One purpose of a Citizens’ Assembly is to get a well-informed, evidence-based recommendation from a body that fully reflects the citizens. An equally important purpose is to truly empower citizens to do meaningful work on behalf of their fellow citizens that will actually result in policy change. Ontarians must be able to trust that this evidence-based work by citizens will be supported by the political parties and acted on by the government.
Frequently Asked Questions
How are the citizens' selected?
Participants in citizens’ assemblies are chosen randomly with special care to ensure that the resulting assembly is representative of the population.
Stratified Random Selection
Citizens assembly members can be selected by civic lottery, similarly to the creation of a jury, although the ones for BC and Ontario were chosen by random selection.
To ensure the assembly members are representative of the public, a high response rate is ensured. Financial and other incentives are provided to motivate a high proportion of those selected by lottery to take part, so that citizens who are poor, or wealthy, or satisfied with the status quo, or not interested in politics, do not decline to participate.

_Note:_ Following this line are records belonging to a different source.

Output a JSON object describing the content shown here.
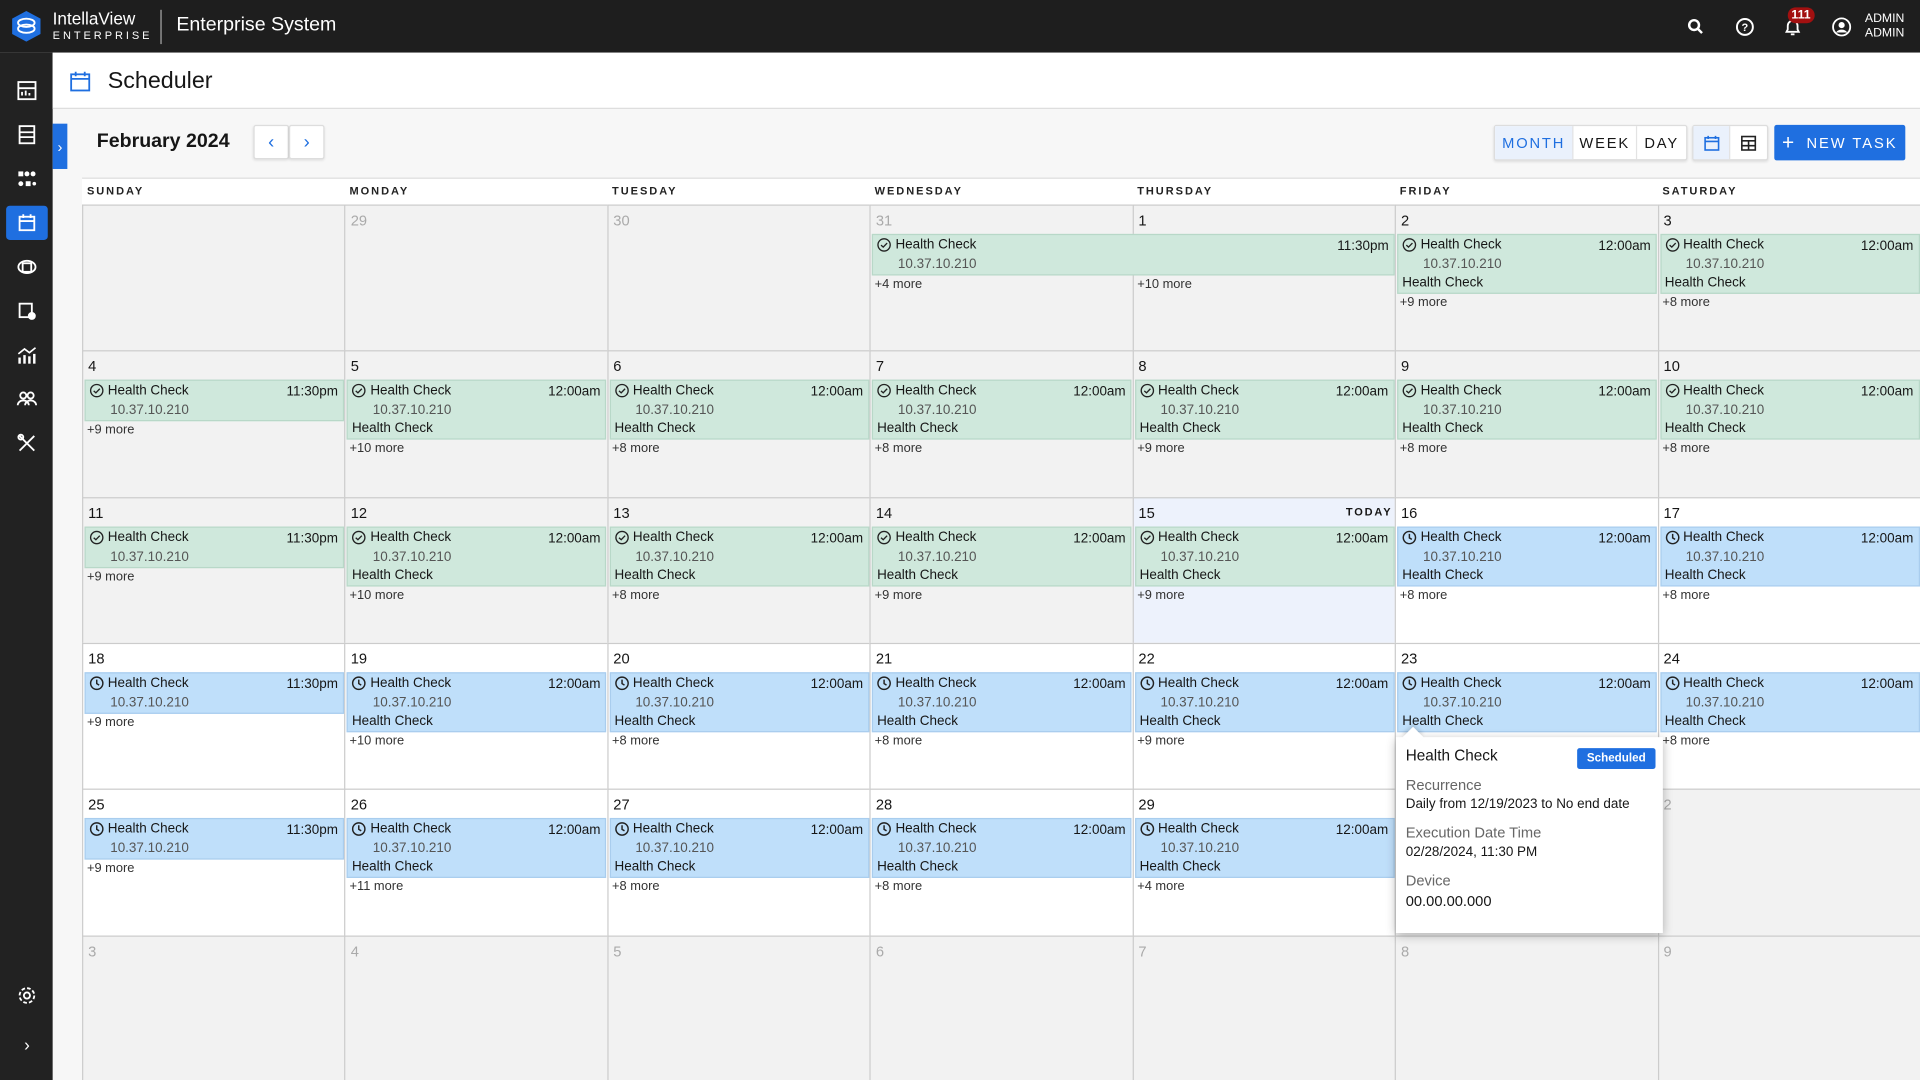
{
  "topbar": {
    "brand": "IntellaView",
    "brand_sub": "ENTERPRISE",
    "app_title": "Enterprise System",
    "notification_count": "111",
    "user_line1": "ADMIN",
    "user_line2": "ADMIN"
  },
  "sidebar": {
    "items": [
      "dashboard",
      "devices",
      "topology",
      "scheduler",
      "network",
      "device-settings",
      "analytics",
      "users",
      "tools"
    ],
    "active": "scheduler",
    "bottom": [
      "settings",
      "expand"
    ]
  },
  "page": {
    "title": "Scheduler"
  },
  "toolbar": {
    "month_label": "February 2024",
    "views": [
      "MONTH",
      "WEEK",
      "DAY"
    ],
    "active_view": "MONTH",
    "new_task": "NEW TASK"
  },
  "colors": {
    "accent": "#1f6fe0",
    "completed": "#cfe8dc",
    "scheduled": "#bfdffa"
  },
  "calendar": {
    "day_headers": [
      "SUNDAY",
      "MONDAY",
      "TUESDAY",
      "WEDNESDAY",
      "THURSDAY",
      "FRIDAY",
      "SATURDAY"
    ],
    "today_label": "TODAY",
    "weeks": [
      {
        "days": [
          {
            "num": "",
            "muted": true
          },
          {
            "num": "29",
            "muted": true
          },
          {
            "num": "30",
            "muted": true
          },
          {
            "num": "31",
            "muted": true,
            "span": 2,
            "event": {
              "status": "done",
              "title": "Health Check",
              "ip": "10.37.10.210",
              "time": "11:30pm"
            },
            "more": "+4 more"
          },
          {
            "num": "1",
            "past": true,
            "more": "+10 more",
            "more_offset": "span"
          },
          {
            "num": "2",
            "past": true,
            "event": {
              "status": "done",
              "title": "Health Check",
              "ip": "10.37.10.210",
              "time": "12:00am",
              "sub": "Health Check"
            },
            "more": "+9 more"
          },
          {
            "num": "3",
            "past": true,
            "event": {
              "status": "done",
              "title": "Health Check",
              "ip": "10.37.10.210",
              "time": "12:00am",
              "sub": "Health Check"
            },
            "more": "+8 more"
          }
        ]
      },
      {
        "days": [
          {
            "num": "4",
            "past": true,
            "event": {
              "status": "done",
              "title": "Health Check",
              "ip": "10.37.10.210",
              "time": "11:30pm"
            },
            "more": "+9 more"
          },
          {
            "num": "5",
            "past": true,
            "event": {
              "status": "done",
              "title": "Health Check",
              "ip": "10.37.10.210",
              "time": "12:00am",
              "sub": "Health Check"
            },
            "more": "+10 more"
          },
          {
            "num": "6",
            "past": true,
            "event": {
              "status": "done",
              "title": "Health Check",
              "ip": "10.37.10.210",
              "time": "12:00am",
              "sub": "Health Check"
            },
            "more": "+8 more"
          },
          {
            "num": "7",
            "past": true,
            "event": {
              "status": "done",
              "title": "Health Check",
              "ip": "10.37.10.210",
              "time": "12:00am",
              "sub": "Health Check"
            },
            "more": "+8 more"
          },
          {
            "num": "8",
            "past": true,
            "event": {
              "status": "done",
              "title": "Health Check",
              "ip": "10.37.10.210",
              "time": "12:00am",
              "sub": "Health Check"
            },
            "more": "+9 more"
          },
          {
            "num": "9",
            "past": true,
            "event": {
              "status": "done",
              "title": "Health Check",
              "ip": "10.37.10.210",
              "time": "12:00am",
              "sub": "Health Check"
            },
            "more": "+8 more"
          },
          {
            "num": "10",
            "past": true,
            "event": {
              "status": "done",
              "title": "Health Check",
              "ip": "10.37.10.210",
              "time": "12:00am",
              "sub": "Health Check"
            },
            "more": "+8 more"
          }
        ]
      },
      {
        "days": [
          {
            "num": "11",
            "past": true,
            "event": {
              "status": "done",
              "title": "Health Check",
              "ip": "10.37.10.210",
              "time": "11:30pm"
            },
            "more": "+9 more"
          },
          {
            "num": "12",
            "past": true,
            "event": {
              "status": "done",
              "title": "Health Check",
              "ip": "10.37.10.210",
              "time": "12:00am",
              "sub": "Health Check"
            },
            "more": "+10 more"
          },
          {
            "num": "13",
            "past": true,
            "event": {
              "status": "done",
              "title": "Health Check",
              "ip": "10.37.10.210",
              "time": "12:00am",
              "sub": "Health Check"
            },
            "more": "+8 more"
          },
          {
            "num": "14",
            "past": true,
            "event": {
              "status": "done",
              "title": "Health Check",
              "ip": "10.37.10.210",
              "time": "12:00am",
              "sub": "Health Check"
            },
            "more": "+9 more"
          },
          {
            "num": "15",
            "today": true,
            "event": {
              "status": "done",
              "title": "Health Check",
              "ip": "10.37.10.210",
              "time": "12:00am",
              "sub": "Health Check"
            },
            "more": "+9 more"
          },
          {
            "num": "16",
            "event": {
              "status": "sched",
              "title": "Health Check",
              "ip": "10.37.10.210",
              "time": "12:00am",
              "sub": "Health Check"
            },
            "more": "+8 more"
          },
          {
            "num": "17",
            "event": {
              "status": "sched",
              "title": "Health Check",
              "ip": "10.37.10.210",
              "time": "12:00am",
              "sub": "Health Check"
            },
            "more": "+8 more"
          }
        ]
      },
      {
        "days": [
          {
            "num": "18",
            "event": {
              "status": "sched",
              "title": "Health Check",
              "ip": "10.37.10.210",
              "time": "11:30pm"
            },
            "more": "+9 more"
          },
          {
            "num": "19",
            "event": {
              "status": "sched",
              "title": "Health Check",
              "ip": "10.37.10.210",
              "time": "12:00am",
              "sub": "Health Check"
            },
            "more": "+10 more"
          },
          {
            "num": "20",
            "event": {
              "status": "sched",
              "title": "Health Check",
              "ip": "10.37.10.210",
              "time": "12:00am",
              "sub": "Health Check"
            },
            "more": "+8 more"
          },
          {
            "num": "21",
            "event": {
              "status": "sched",
              "title": "Health Check",
              "ip": "10.37.10.210",
              "time": "12:00am",
              "sub": "Health Check"
            },
            "more": "+8 more"
          },
          {
            "num": "22",
            "event": {
              "status": "sched",
              "title": "Health Check",
              "ip": "10.37.10.210",
              "time": "12:00am",
              "sub": "Health Check"
            },
            "more": "+9 more"
          },
          {
            "num": "23",
            "event": {
              "status": "sched",
              "title": "Health Check",
              "ip": "10.37.10.210",
              "time": "12:00am",
              "sub": "Health Check"
            }
          },
          {
            "num": "24",
            "event": {
              "status": "sched",
              "title": "Health Check",
              "ip": "10.37.10.210",
              "time": "12:00am",
              "sub": "Health Check"
            },
            "more": "+8 more"
          }
        ]
      },
      {
        "days": [
          {
            "num": "25",
            "event": {
              "status": "sched",
              "title": "Health Check",
              "ip": "10.37.10.210",
              "time": "11:30pm"
            },
            "more": "+9 more"
          },
          {
            "num": "26",
            "event": {
              "status": "sched",
              "title": "Health Check",
              "ip": "10.37.10.210",
              "time": "12:00am",
              "sub": "Health Check"
            },
            "more": "+11 more"
          },
          {
            "num": "27",
            "event": {
              "status": "sched",
              "title": "Health Check",
              "ip": "10.37.10.210",
              "time": "12:00am",
              "sub": "Health Check"
            },
            "more": "+8 more"
          },
          {
            "num": "28",
            "event": {
              "status": "sched",
              "title": "Health Check",
              "ip": "10.37.10.210",
              "time": "12:00am",
              "sub": "Health Check"
            },
            "more": "+8 more"
          },
          {
            "num": "29",
            "event": {
              "status": "sched",
              "title": "Health Check",
              "ip": "10.37.10.210",
              "time": "12:00am",
              "sub": "Health Check"
            },
            "more": "+4 more"
          },
          {
            "num": "1",
            "muted": true
          },
          {
            "num": "2",
            "muted": true
          }
        ]
      },
      {
        "days": [
          {
            "num": "3",
            "muted": true
          },
          {
            "num": "4",
            "muted": true
          },
          {
            "num": "5",
            "muted": true
          },
          {
            "num": "6",
            "muted": true
          },
          {
            "num": "7",
            "muted": true
          },
          {
            "num": "8",
            "muted": true
          },
          {
            "num": "9",
            "muted": true
          }
        ]
      }
    ]
  },
  "popover": {
    "title": "Health Check",
    "status": "Scheduled",
    "recurrence_label": "Recurrence",
    "recurrence": "Daily from 12/19/2023 to No end date",
    "exec_label": "Execution Date Time",
    "exec": "02/28/2024, 11:30 PM",
    "device_label": "Device",
    "device": "00.00.00.000"
  }
}
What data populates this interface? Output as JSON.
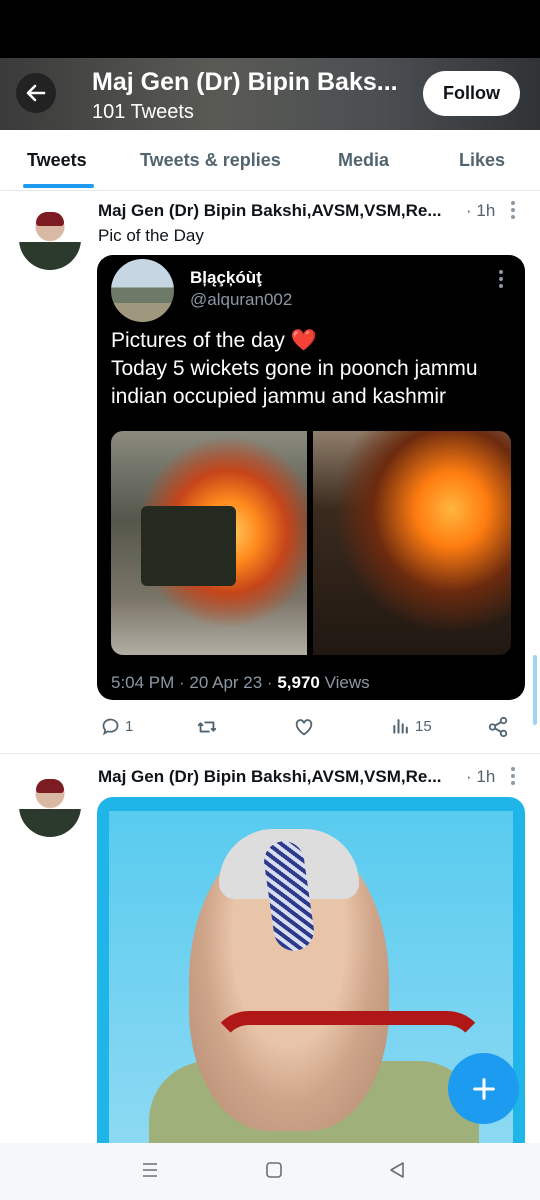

Stratified random sampling means an extra step is taken to ensure that the assembly is both randomly selected and truly representative of the public – that it consists of “people just like me.” To accomplish this, the public is divided into subpopulations based on characteristics such as gender, age, geography, education, linguistic group, and ethno-cultural minorities. This also ensures that Indigenous Canadians are represented in proportion to their numbers.
You can learn about how a civic lottery works here.
Can the government implement the recommendation, or is a referendum required?
The recommendations of Citizens’ Assemblies are informed advice to the government. They are not legally binding on the government. However, their recommendations will be seen as credible and influential—and citizens expect governments to act.
Citizens’ Assemblies have been held around the world to lead on issues as diverse as flood mitigation, climate change, elder care, storage of nuclear waste and abortion. In most cases, when a constitutional change was not required, some or all of the recommendations were adopted into legislation.
On electoral reform, a referendum is not required. Of the 80% of OECD countries who have adopted proportional systems (32 out of 38 countries), only two adopted it via a referendum.
A Citizens’ Assembly is designed to be a truly representative “mini public”, thus their recommendations can be seen as a reflection of what a fully informed public would choose.
During the six month long federal electoral reform committee in 2016, 67% of the experts who testified—including experts on citizen engagement and decision-making such as Arthur Lupia—recommended against holding a referendum on this topic.
Research on electoral reform referendums has shown a consistent pattern of campaigns based on deliberate misinformation, a profound lack of voter information and polarizing, partisan-driven debate. As Professor Yasmin Dawood stated, “a referendum is not a politically neutral choice.”